** Opening Records shown block **

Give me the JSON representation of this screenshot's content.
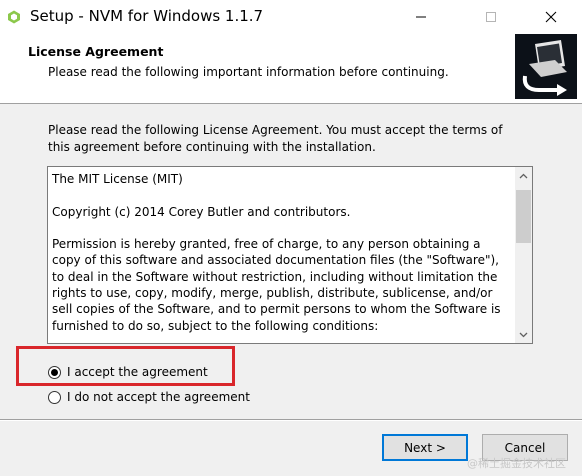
{
  "window": {
    "title": "Setup - NVM for Windows 1.1.7",
    "minimize_icon": "minimize-icon",
    "maximize_icon": "maximize-icon",
    "close_icon": "close-icon"
  },
  "header": {
    "title": "License Agreement",
    "subtitle": "Please read the following important information before continuing."
  },
  "intro_text": "Please read the following License Agreement. You must accept the terms of this agreement before continuing with the installation.",
  "license": {
    "paragraphs": [
      "The MIT License (MIT)",
      "Copyright (c) 2014 Corey Butler and contributors.",
      "Permission is hereby granted, free of charge, to any person obtaining a copy of this software and associated documentation files (the \"Software\"), to deal in the Software without restriction, including without limitation the rights to use, copy, modify, merge, publish, distribute, sublicense, and/or sell copies of the Software, and to permit persons to whom the Software is furnished to do so, subject to the following conditions:"
    ]
  },
  "options": {
    "accept": "I accept the agreement",
    "decline": "I do not accept the agreement",
    "selected": "accept"
  },
  "buttons": {
    "next": "Next >",
    "cancel": "Cancel"
  },
  "watermark": "@稀土掘金技术社区",
  "colors": {
    "highlight": "#d9262b",
    "default_button_border": "#0078d7"
  }
}
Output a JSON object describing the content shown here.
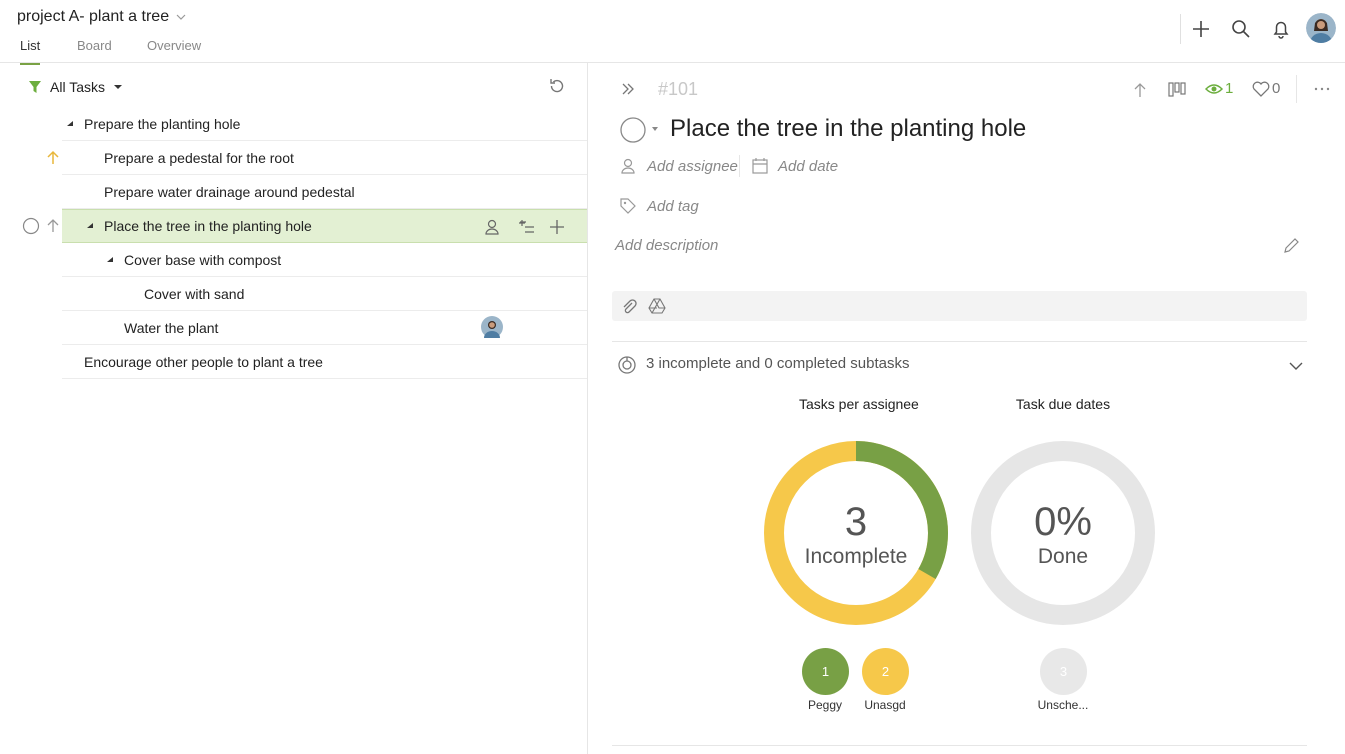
{
  "project": {
    "title": "project A- plant a tree"
  },
  "tabs": [
    {
      "label": "List",
      "active": true
    },
    {
      "label": "Board",
      "active": false
    },
    {
      "label": "Overview",
      "active": false
    }
  ],
  "filter": {
    "label": "All Tasks"
  },
  "tasks": [
    {
      "title": "Prepare the planting hole",
      "expanded": true
    },
    {
      "title": "Prepare a pedestal for the root",
      "priority_icon": "arrow-up-icon"
    },
    {
      "title": "Prepare water drainage around pedestal"
    },
    {
      "title": "Place the tree in the planting hole",
      "selected": true,
      "expanded": true
    },
    {
      "title": "Cover base with compost",
      "expanded": true
    },
    {
      "title": "Cover with sand"
    },
    {
      "title": "Water the plant",
      "assignee_avatar": true
    },
    {
      "title": "Encourage other people to plant a tree"
    }
  ],
  "detail": {
    "id": "#101",
    "title": "Place the tree in the planting hole",
    "add_assignee": "Add assignee",
    "add_date": "Add date",
    "add_tag": "Add tag",
    "add_description": "Add description",
    "watchers": "1",
    "likes": "0",
    "subtasks_summary": "3 incomplete and 0 completed subtasks"
  },
  "charts": {
    "assignee": {
      "title": "Tasks per assignee",
      "center_value": "3",
      "center_label": "Incomplete",
      "legend": [
        {
          "value": "1",
          "label": "Peggy",
          "color": "#78a045"
        },
        {
          "value": "2",
          "label": "Unasgd",
          "color": "#f6c84a"
        }
      ]
    },
    "due": {
      "title": "Task due dates",
      "center_value": "0%",
      "center_label": "Done",
      "legend": [
        {
          "value": "3",
          "label": "Unsche...",
          "color": "#e8e8e8"
        }
      ]
    }
  },
  "colors": {
    "accent": "#7aa244",
    "selected_row": "#e3f0d3",
    "unassigned": "#f6c84a"
  }
}
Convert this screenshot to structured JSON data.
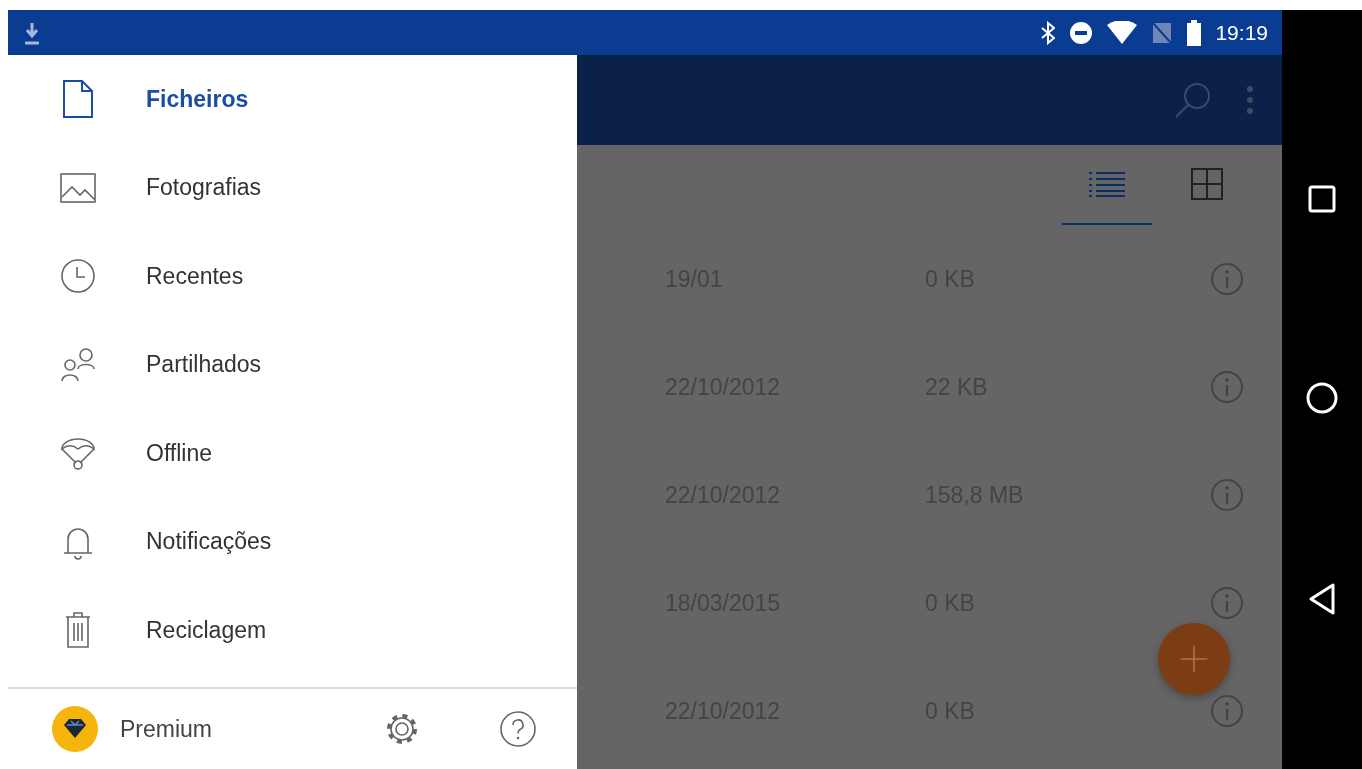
{
  "status_bar": {
    "time": "19:19"
  },
  "drawer": {
    "items": [
      {
        "label": "Ficheiros",
        "selected": true
      },
      {
        "label": "Fotografias",
        "selected": false
      },
      {
        "label": "Recentes",
        "selected": false
      },
      {
        "label": "Partilhados",
        "selected": false
      },
      {
        "label": "Offline",
        "selected": false
      },
      {
        "label": "Notificações",
        "selected": false
      },
      {
        "label": "Reciclagem",
        "selected": false
      }
    ],
    "premium_label": "Premium"
  },
  "view_modes": [
    {
      "kind": "list",
      "selected": true
    },
    {
      "kind": "grid",
      "selected": false
    }
  ],
  "files": [
    {
      "date": "19/01",
      "size": "0 KB"
    },
    {
      "date": "22/10/2012",
      "size": "22 KB"
    },
    {
      "date": "22/10/2012",
      "size": "158,8 MB"
    },
    {
      "date": "18/03/2015",
      "size": "0 KB"
    },
    {
      "date": "22/10/2012",
      "size": "0 KB"
    }
  ]
}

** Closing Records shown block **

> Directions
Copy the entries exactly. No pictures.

> Task result
Give me the JSON representation of this screenshot's content.
{
  "window": {
    "title": "Setup - NVM for Windows 1.1.7",
    "minimize_icon": "minimize-icon",
    "maximize_icon": "maximize-icon",
    "close_icon": "close-icon"
  },
  "header": {
    "title": "License Agreement",
    "subtitle": "Please read the following important information before continuing."
  },
  "intro_text": "Please read the following License Agreement. You must accept the terms of this agreement before continuing with the installation.",
  "license": {
    "paragraphs": [
      "The MIT License (MIT)",
      "Copyright (c) 2014 Corey Butler and contributors.",
      "Permission is hereby granted, free of charge, to any person obtaining a copy of this software and associated documentation files (the \"Software\"), to deal in the Software without restriction, including without limitation the rights to use, copy, modify, merge, publish, distribute, sublicense, and/or sell copies of the Software, and to permit persons to whom the Software is furnished to do so, subject to the following conditions:"
    ]
  },
  "options": {
    "accept": "I accept the agreement",
    "decline": "I do not accept the agreement",
    "selected": "accept"
  },
  "buttons": {
    "next": "Next >",
    "cancel": "Cancel"
  },
  "watermark": "@稀土掘金技术社区",
  "colors": {
    "highlight": "#d9262b",
    "default_button_border": "#0078d7"
  }
}
Output a JSON object describing the content shown here.
{
  "project": {
    "title": "project A- plant a tree"
  },
  "tabs": [
    {
      "label": "List",
      "active": true
    },
    {
      "label": "Board",
      "active": false
    },
    {
      "label": "Overview",
      "active": false
    }
  ],
  "filter": {
    "label": "All Tasks"
  },
  "tasks": [
    {
      "title": "Prepare the planting hole",
      "expanded": true
    },
    {
      "title": "Prepare a pedestal for the root",
      "priority_icon": "arrow-up-icon"
    },
    {
      "title": "Prepare water drainage around pedestal"
    },
    {
      "title": "Place the tree in the planting hole",
      "selected": true,
      "expanded": true
    },
    {
      "title": "Cover base with compost",
      "expanded": true
    },
    {
      "title": "Cover with sand"
    },
    {
      "title": "Water the plant",
      "assignee_avatar": true
    },
    {
      "title": "Encourage other people to plant a tree"
    }
  ],
  "detail": {
    "id": "#101",
    "title": "Place the tree in the planting hole",
    "add_assignee": "Add assignee",
    "add_date": "Add date",
    "add_tag": "Add tag",
    "add_description": "Add description",
    "watchers": "1",
    "likes": "0",
    "subtasks_summary": "3 incomplete and 0 completed subtasks"
  },
  "charts": {
    "assignee": {
      "title": "Tasks per assignee",
      "center_value": "3",
      "center_label": "Incomplete",
      "legend": [
        {
          "value": "1",
          "label": "Peggy",
          "color": "#78a045"
        },
        {
          "value": "2",
          "label": "Unasgd",
          "color": "#f6c84a"
        }
      ]
    },
    "due": {
      "title": "Task due dates",
      "center_value": "0%",
      "center_label": "Done",
      "legend": [
        {
          "value": "3",
          "label": "Unsche...",
          "color": "#e8e8e8"
        }
      ]
    }
  },
  "colors": {
    "accent": "#7aa244",
    "selected_row": "#e3f0d3",
    "unassigned": "#f6c84a"
  }
}
Convert this screenshot to structured JSON data.
{
  "status_bar": {
    "time": "19:19"
  },
  "drawer": {
    "items": [
      {
        "label": "Ficheiros",
        "selected": true
      },
      {
        "label": "Fotografias",
        "selected": false
      },
      {
        "label": "Recentes",
        "selected": false
      },
      {
        "label": "Partilhados",
        "selected": false
      },
      {
        "label": "Offline",
        "selected": false
      },
      {
        "label": "Notificações",
        "selected": false
      },
      {
        "label": "Reciclagem",
        "selected": false
      }
    ],
    "premium_label": "Premium"
  },
  "view_modes": [
    {
      "kind": "list",
      "selected": true
    },
    {
      "kind": "grid",
      "selected": false
    }
  ],
  "files": [
    {
      "date": "19/01",
      "size": "0 KB"
    },
    {
      "date": "22/10/2012",
      "size": "22 KB"
    },
    {
      "date": "22/10/2012",
      "size": "158,8 MB"
    },
    {
      "date": "18/03/2015",
      "size": "0 KB"
    },
    {
      "date": "22/10/2012",
      "size": "0 KB"
    }
  ]
}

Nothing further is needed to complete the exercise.